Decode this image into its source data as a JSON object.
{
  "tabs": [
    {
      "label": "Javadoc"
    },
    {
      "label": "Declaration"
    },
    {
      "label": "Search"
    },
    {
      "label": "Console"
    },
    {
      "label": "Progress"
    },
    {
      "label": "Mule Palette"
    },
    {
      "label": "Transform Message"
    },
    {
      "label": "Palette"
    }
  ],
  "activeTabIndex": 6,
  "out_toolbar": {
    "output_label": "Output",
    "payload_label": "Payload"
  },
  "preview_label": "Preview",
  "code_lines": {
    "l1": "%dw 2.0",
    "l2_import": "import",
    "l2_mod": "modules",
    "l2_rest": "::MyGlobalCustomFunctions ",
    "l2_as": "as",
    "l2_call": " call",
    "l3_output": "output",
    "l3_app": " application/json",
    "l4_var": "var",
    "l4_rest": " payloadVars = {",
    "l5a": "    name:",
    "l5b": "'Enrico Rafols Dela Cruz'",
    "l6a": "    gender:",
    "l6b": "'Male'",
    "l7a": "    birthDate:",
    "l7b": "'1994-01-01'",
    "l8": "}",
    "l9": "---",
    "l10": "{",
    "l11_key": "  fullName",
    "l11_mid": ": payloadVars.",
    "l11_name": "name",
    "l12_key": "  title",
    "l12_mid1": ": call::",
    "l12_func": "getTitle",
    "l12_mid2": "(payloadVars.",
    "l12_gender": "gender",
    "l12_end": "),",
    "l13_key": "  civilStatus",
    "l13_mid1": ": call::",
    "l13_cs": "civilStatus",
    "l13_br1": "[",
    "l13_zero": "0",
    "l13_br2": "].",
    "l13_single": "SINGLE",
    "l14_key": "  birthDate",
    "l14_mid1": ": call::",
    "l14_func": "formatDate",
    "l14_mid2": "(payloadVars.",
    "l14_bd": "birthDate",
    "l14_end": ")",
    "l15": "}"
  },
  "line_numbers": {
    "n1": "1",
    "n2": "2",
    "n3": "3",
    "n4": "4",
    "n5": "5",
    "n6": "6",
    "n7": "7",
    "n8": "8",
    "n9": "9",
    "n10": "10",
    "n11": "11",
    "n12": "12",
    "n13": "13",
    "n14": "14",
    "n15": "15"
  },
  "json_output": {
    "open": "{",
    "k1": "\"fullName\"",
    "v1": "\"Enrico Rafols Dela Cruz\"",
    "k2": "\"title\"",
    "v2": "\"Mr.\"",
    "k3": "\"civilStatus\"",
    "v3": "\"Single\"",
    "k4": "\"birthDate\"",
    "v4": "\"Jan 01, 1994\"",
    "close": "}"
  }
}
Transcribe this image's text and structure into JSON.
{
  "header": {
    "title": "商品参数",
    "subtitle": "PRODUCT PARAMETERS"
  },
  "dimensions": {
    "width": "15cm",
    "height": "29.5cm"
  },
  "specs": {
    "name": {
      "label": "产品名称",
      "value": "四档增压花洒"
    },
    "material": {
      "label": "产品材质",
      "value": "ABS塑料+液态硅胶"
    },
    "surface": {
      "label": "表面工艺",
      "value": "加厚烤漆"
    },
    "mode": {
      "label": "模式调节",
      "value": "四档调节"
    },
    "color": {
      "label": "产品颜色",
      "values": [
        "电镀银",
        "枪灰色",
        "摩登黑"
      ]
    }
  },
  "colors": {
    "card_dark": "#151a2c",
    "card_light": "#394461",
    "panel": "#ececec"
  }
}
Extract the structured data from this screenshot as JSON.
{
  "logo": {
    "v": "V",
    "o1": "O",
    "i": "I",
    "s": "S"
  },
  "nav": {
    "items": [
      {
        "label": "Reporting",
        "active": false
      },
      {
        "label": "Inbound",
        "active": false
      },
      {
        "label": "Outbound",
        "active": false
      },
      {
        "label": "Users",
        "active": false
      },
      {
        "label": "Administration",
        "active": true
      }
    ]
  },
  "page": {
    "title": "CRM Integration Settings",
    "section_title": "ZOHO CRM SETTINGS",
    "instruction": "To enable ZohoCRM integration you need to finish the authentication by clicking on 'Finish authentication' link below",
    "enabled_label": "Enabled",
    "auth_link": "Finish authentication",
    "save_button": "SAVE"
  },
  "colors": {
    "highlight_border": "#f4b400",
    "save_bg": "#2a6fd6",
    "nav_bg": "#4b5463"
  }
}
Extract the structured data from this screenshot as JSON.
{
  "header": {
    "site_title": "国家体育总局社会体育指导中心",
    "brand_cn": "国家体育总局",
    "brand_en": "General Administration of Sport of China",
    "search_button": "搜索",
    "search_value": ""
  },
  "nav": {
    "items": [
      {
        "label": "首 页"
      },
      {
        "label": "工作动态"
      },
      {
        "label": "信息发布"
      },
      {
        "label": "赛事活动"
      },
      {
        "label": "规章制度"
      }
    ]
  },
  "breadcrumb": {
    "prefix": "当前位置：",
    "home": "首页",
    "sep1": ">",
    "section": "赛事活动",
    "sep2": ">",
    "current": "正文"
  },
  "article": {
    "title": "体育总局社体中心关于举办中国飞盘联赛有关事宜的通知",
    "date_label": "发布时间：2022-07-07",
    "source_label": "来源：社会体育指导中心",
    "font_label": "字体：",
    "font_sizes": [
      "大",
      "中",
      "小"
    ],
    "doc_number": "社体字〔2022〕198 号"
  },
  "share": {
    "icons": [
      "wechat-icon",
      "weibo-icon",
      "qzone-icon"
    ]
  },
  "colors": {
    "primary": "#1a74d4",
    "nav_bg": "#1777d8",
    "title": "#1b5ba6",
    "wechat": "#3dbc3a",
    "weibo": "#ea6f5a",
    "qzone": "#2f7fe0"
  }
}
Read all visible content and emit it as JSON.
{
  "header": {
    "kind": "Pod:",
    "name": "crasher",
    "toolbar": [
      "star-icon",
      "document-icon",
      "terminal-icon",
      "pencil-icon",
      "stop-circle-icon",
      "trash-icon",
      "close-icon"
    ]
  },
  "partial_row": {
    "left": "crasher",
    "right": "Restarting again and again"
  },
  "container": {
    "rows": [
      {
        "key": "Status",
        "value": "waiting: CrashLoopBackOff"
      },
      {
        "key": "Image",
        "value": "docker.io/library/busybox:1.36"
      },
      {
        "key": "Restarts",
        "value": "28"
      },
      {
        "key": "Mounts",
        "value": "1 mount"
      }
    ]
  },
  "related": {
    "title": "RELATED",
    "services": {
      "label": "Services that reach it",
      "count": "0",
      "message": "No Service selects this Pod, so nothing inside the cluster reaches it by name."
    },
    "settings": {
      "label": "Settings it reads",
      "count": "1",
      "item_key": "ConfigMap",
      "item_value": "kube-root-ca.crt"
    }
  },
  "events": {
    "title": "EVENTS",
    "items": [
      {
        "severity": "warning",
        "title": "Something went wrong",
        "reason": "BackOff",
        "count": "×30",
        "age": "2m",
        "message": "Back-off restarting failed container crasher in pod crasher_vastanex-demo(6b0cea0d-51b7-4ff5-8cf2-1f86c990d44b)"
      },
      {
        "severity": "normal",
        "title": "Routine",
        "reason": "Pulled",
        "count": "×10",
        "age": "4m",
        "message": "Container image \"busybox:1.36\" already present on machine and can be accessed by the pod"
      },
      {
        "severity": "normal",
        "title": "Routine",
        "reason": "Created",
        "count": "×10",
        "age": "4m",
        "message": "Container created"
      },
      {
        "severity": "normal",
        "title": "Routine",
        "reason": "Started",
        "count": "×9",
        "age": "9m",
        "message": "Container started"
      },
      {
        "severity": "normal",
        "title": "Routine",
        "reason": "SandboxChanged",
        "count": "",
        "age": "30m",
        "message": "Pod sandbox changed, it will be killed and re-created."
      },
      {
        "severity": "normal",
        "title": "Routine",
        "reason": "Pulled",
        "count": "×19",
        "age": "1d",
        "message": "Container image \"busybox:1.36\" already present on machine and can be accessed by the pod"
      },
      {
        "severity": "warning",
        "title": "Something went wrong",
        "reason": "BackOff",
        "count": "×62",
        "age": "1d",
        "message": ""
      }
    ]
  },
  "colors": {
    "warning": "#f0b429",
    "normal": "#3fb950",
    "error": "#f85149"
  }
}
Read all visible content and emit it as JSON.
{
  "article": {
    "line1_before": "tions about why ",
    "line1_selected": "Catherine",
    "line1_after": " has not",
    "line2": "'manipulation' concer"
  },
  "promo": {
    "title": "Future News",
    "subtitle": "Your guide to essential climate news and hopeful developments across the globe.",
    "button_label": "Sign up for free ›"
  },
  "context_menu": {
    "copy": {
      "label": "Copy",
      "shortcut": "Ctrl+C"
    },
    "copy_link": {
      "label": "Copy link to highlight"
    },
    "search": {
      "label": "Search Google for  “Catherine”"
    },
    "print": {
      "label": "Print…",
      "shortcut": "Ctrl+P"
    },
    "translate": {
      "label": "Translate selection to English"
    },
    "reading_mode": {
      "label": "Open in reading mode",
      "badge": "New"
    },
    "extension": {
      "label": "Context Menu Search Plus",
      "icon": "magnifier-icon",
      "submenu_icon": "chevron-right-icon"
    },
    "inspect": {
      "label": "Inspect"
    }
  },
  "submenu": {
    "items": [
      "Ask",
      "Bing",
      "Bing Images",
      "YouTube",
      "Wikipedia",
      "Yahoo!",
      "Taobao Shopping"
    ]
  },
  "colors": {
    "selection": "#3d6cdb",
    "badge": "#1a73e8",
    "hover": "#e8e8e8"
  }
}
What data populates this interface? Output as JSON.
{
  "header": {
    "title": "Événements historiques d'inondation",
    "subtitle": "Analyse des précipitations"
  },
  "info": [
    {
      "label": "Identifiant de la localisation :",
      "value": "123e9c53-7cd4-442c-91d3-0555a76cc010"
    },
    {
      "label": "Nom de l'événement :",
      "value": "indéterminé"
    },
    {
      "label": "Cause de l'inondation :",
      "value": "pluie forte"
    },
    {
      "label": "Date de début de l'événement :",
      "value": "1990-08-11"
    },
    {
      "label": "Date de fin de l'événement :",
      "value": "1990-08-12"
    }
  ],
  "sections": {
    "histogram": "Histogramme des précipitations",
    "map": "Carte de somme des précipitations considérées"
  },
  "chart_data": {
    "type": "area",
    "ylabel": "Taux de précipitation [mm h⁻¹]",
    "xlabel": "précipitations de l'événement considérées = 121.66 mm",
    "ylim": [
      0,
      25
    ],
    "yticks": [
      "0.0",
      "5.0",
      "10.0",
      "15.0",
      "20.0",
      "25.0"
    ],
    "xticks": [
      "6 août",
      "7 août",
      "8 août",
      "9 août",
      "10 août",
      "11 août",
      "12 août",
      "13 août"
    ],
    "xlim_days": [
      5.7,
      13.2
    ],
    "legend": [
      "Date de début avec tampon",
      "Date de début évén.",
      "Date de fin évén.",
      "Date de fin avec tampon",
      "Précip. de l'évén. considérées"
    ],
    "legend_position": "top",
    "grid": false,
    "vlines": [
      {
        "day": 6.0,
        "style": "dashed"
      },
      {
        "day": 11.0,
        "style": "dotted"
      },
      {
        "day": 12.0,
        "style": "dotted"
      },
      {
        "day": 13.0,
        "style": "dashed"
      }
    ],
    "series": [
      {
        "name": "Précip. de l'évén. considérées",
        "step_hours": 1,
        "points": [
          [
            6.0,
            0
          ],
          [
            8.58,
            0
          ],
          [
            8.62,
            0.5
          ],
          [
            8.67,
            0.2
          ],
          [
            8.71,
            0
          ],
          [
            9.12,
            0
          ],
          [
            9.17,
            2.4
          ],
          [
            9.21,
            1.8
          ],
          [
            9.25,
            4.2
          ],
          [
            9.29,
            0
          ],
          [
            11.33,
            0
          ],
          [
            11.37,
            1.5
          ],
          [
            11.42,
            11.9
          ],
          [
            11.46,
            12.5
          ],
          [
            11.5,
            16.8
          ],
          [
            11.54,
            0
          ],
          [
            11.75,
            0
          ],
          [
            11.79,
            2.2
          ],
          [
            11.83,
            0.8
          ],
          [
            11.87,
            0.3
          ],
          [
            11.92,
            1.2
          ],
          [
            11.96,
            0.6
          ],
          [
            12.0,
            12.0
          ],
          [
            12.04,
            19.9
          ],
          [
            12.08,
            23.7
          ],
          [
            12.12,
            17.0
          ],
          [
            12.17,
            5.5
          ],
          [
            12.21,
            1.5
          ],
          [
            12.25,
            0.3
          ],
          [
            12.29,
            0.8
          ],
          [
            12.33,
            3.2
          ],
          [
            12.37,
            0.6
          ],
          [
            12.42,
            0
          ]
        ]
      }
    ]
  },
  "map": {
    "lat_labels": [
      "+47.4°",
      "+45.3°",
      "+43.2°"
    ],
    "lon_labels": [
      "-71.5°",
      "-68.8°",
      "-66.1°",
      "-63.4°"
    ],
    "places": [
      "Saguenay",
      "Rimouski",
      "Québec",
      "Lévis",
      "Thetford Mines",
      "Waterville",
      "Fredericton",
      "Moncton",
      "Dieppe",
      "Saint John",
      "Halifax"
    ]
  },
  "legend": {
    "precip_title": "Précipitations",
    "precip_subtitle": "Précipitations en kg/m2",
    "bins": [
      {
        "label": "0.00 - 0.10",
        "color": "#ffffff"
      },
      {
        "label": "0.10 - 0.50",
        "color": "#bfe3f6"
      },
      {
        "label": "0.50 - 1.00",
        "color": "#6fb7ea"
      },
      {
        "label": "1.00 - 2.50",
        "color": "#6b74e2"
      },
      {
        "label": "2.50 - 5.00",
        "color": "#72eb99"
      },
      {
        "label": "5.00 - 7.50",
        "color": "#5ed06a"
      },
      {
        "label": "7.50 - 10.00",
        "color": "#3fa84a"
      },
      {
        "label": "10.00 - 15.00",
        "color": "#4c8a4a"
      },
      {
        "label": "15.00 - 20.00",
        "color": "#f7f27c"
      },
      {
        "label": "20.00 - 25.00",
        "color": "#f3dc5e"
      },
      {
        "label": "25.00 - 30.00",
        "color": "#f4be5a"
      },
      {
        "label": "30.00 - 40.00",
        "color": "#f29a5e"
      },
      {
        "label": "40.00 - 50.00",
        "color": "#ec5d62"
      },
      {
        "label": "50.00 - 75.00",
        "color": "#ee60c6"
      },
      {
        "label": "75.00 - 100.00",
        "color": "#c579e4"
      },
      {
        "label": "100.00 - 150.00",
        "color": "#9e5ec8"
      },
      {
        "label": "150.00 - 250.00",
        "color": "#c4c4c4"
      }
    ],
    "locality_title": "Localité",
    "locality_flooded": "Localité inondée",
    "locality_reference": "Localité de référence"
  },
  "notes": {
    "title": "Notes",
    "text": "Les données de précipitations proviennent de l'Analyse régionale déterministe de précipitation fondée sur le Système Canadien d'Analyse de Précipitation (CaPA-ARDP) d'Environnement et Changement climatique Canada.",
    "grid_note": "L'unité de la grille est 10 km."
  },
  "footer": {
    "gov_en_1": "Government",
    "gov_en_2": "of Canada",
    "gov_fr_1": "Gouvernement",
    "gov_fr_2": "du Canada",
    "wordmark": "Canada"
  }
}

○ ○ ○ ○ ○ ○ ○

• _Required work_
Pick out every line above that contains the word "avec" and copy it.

• _Output for this task_
      "Date de début avec tampon",
      "Date de fin avec tampon",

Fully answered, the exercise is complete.